--- START ---

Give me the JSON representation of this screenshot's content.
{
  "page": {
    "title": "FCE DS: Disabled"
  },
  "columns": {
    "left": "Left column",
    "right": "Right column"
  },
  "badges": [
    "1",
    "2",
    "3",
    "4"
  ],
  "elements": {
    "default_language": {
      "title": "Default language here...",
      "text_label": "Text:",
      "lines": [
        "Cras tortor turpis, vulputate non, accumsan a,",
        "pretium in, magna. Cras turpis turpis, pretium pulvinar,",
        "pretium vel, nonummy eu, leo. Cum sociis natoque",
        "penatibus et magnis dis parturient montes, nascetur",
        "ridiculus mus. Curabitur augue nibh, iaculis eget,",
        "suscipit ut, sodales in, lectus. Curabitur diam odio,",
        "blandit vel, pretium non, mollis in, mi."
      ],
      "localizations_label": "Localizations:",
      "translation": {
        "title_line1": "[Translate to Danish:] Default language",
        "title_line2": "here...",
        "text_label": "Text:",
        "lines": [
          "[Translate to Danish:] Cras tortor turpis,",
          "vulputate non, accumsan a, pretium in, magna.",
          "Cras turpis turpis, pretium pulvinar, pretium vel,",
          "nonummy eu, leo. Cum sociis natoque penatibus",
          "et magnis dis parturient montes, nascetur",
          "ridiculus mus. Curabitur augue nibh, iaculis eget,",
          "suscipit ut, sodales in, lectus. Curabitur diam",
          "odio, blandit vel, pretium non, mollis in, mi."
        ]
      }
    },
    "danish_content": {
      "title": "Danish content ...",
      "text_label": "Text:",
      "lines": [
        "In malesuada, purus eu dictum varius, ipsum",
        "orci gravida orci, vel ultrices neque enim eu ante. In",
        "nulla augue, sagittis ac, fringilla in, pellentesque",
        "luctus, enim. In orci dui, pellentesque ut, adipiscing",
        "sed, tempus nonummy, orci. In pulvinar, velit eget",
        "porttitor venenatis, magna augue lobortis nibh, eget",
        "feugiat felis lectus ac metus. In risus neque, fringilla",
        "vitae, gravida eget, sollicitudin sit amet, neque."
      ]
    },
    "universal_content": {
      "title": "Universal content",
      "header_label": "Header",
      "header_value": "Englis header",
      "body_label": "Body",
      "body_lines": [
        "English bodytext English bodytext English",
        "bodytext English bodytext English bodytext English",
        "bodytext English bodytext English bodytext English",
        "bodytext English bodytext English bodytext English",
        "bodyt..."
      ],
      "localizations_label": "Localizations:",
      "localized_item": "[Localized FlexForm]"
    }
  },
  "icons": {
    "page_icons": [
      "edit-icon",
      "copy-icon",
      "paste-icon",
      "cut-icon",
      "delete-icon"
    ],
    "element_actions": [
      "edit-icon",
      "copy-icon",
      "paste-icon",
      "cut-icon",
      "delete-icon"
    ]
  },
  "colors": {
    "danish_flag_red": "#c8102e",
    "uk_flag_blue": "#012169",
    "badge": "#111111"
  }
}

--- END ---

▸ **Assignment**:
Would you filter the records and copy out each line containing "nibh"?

▸ **Response to the exercise**:
        "ridiculus mus. Curabitur augue nibh, iaculis eget,",
          "ridiculus mus. Curabitur augue nibh, iaculis eget,",
        "porttitor venenatis, magna augue lobortis nibh, eget",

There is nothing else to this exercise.